Last week I bought a new virtual server to be able to hold clients that rapidly expand or have sudden bursts of traffic (CloudFlare FTW!). While reviewing the service provider, I started thinking about... you guessed it, Service level agreements - do they ever *not* give us headaches? and Re: What does it take to satisfy you when testing if a service is available or not?!
Except I'm revising my thoughts on how to blend those two concerns. Here's my question:
How far do you go when monitoring a service provider's infrastructure?
Currently, my uptime/service-checker-du-jour is Pingdom. They do a good job for the basics and I don't have to host the service on my own infrastructure. They're a trusted service with major brand recognition and are independent of me and my own business so a service provider would have a harder time disputing any of the results I show them. The trouble is that I pay based on the number of checks that I use. So in essence, I'm paying a fee for a service that checks to make sure I'm getting what I'm paying for out of another service provider. Even if I had my own infrastructure set up for monitoring (I might make a tricked out monitoring server of my own), I'd still be using my time and effort to check the service provider.
The idea is that, in the case of service denigration or an outright outage, it's best to come to the table with your own data. Especially if it's seriously cross-checked and thoroughly inclusive of many different data points. I've heard of SLAs that demand a certain amount of your own data before the provider will "pay out."
The problem is that I get a bit skeeved that I'm having to spend time and money to ensure that I'm getting what I'm paying for and to make it more likely that, in the event of an SLA infraction, my business and clients get treated properly. What do you think?
Do you monitor your service provider's equipment? Do you keep an eye on as much of their forward facing infrastructure as possible and keep historical data? Do you prefer to come to the table with as much of your own observations about the service provider's performance as possible?

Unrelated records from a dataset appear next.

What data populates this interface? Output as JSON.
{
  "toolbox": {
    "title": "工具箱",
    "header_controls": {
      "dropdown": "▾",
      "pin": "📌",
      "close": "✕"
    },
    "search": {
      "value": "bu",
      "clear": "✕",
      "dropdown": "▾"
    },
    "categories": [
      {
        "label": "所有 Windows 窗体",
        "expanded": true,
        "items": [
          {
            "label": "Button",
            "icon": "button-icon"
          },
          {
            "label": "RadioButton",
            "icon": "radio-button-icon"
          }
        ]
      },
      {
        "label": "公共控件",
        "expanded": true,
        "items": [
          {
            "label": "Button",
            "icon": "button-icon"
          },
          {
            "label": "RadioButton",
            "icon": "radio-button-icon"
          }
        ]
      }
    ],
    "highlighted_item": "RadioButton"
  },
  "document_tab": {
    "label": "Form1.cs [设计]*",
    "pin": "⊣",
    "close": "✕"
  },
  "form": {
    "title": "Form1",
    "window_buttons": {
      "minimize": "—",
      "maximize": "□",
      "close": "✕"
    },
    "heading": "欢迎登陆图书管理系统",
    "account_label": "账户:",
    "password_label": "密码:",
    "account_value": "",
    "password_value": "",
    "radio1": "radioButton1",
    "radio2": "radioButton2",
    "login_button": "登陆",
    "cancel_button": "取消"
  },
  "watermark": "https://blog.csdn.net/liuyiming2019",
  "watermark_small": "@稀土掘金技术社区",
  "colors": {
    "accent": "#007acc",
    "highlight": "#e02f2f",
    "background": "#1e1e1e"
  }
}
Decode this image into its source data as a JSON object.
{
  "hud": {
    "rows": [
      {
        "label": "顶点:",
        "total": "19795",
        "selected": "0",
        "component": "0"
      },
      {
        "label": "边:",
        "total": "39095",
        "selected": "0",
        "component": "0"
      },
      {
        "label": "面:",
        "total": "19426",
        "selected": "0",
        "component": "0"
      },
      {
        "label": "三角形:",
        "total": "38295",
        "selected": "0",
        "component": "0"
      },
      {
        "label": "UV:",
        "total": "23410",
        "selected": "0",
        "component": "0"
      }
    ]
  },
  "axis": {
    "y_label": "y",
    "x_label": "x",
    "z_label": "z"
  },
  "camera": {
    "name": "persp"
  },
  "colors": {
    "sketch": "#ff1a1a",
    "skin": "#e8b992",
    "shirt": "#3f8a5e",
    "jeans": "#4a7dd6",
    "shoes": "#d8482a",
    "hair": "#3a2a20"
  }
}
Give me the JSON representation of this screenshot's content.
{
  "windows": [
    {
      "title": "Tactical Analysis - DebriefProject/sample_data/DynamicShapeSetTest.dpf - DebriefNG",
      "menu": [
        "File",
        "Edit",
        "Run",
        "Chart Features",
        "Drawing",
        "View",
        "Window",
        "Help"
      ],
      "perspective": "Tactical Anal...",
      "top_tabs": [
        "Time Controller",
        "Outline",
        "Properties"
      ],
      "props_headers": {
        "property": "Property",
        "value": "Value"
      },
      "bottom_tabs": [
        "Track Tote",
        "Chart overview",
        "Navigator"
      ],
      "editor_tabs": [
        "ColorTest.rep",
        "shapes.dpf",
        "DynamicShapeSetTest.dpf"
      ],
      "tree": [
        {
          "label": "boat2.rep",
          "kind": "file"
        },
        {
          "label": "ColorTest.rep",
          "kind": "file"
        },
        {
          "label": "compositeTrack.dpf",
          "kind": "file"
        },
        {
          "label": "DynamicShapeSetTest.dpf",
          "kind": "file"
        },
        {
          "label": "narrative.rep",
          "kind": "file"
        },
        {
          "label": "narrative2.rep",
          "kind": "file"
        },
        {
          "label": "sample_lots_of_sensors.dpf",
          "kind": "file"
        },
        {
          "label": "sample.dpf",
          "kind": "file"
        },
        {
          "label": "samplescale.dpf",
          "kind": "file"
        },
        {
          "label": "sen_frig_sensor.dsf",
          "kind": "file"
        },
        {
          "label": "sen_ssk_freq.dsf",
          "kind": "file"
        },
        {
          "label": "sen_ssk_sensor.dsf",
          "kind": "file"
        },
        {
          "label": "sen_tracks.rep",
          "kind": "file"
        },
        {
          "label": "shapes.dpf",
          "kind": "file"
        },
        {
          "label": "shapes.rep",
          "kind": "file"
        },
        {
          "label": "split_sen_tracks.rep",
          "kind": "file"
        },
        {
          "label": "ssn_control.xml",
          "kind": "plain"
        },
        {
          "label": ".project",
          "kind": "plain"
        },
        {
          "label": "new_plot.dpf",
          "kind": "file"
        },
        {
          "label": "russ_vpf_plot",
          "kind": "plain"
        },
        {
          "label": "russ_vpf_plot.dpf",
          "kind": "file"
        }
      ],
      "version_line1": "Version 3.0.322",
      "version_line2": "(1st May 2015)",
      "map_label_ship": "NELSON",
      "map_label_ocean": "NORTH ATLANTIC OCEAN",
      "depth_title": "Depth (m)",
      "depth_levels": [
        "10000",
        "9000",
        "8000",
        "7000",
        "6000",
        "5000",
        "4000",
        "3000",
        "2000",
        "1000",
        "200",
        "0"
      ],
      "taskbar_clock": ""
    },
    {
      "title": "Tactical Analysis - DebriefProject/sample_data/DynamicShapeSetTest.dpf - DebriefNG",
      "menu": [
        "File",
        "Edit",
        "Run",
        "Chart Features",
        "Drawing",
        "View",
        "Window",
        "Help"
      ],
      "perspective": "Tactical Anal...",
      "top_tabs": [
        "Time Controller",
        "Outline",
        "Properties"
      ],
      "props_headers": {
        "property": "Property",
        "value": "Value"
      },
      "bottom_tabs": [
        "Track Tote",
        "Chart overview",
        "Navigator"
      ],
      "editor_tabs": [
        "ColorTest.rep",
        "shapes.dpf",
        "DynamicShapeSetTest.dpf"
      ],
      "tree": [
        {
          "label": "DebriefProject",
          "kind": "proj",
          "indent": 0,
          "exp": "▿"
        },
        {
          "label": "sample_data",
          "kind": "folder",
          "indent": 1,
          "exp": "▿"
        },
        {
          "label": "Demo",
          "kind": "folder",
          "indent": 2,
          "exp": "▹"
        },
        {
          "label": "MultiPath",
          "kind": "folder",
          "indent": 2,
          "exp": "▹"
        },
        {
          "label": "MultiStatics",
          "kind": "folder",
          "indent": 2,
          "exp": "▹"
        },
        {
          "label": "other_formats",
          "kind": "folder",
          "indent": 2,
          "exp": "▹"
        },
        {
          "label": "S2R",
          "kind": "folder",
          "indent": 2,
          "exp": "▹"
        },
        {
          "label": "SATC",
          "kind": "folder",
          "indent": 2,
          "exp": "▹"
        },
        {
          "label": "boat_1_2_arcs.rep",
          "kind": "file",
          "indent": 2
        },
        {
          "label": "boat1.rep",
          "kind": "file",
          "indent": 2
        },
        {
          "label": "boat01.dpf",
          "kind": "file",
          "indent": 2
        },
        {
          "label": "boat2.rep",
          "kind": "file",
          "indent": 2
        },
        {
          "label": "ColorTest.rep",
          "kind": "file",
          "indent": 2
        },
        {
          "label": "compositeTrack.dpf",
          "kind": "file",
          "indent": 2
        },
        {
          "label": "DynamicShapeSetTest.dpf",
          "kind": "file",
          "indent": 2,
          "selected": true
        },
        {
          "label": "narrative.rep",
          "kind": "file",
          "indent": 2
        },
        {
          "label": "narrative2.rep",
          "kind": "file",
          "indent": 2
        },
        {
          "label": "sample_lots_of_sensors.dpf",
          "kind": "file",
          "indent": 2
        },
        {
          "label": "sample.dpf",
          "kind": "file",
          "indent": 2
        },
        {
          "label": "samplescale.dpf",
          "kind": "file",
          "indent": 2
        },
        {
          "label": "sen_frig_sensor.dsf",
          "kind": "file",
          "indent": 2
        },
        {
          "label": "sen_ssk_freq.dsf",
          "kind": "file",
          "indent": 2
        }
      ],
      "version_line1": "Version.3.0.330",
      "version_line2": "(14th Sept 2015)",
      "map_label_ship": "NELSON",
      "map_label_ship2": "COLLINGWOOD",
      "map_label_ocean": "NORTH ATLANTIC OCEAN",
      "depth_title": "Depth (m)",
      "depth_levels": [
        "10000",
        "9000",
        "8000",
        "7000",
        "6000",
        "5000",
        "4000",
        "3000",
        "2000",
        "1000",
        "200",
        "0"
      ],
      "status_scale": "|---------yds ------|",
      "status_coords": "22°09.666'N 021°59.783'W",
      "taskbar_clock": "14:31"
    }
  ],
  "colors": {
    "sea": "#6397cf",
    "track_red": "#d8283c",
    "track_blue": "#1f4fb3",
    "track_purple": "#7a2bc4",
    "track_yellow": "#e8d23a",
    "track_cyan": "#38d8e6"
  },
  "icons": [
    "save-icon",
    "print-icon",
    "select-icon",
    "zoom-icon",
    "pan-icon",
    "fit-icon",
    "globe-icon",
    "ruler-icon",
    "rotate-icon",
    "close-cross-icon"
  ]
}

Have you ever been put in an awkward situation by a service provider who's monitoring data did not match your experience with them?
Tell me about your perspective and experiences. Maybe I'm just paranoid. Gotta go... I think I hear the black helicopters getting closer.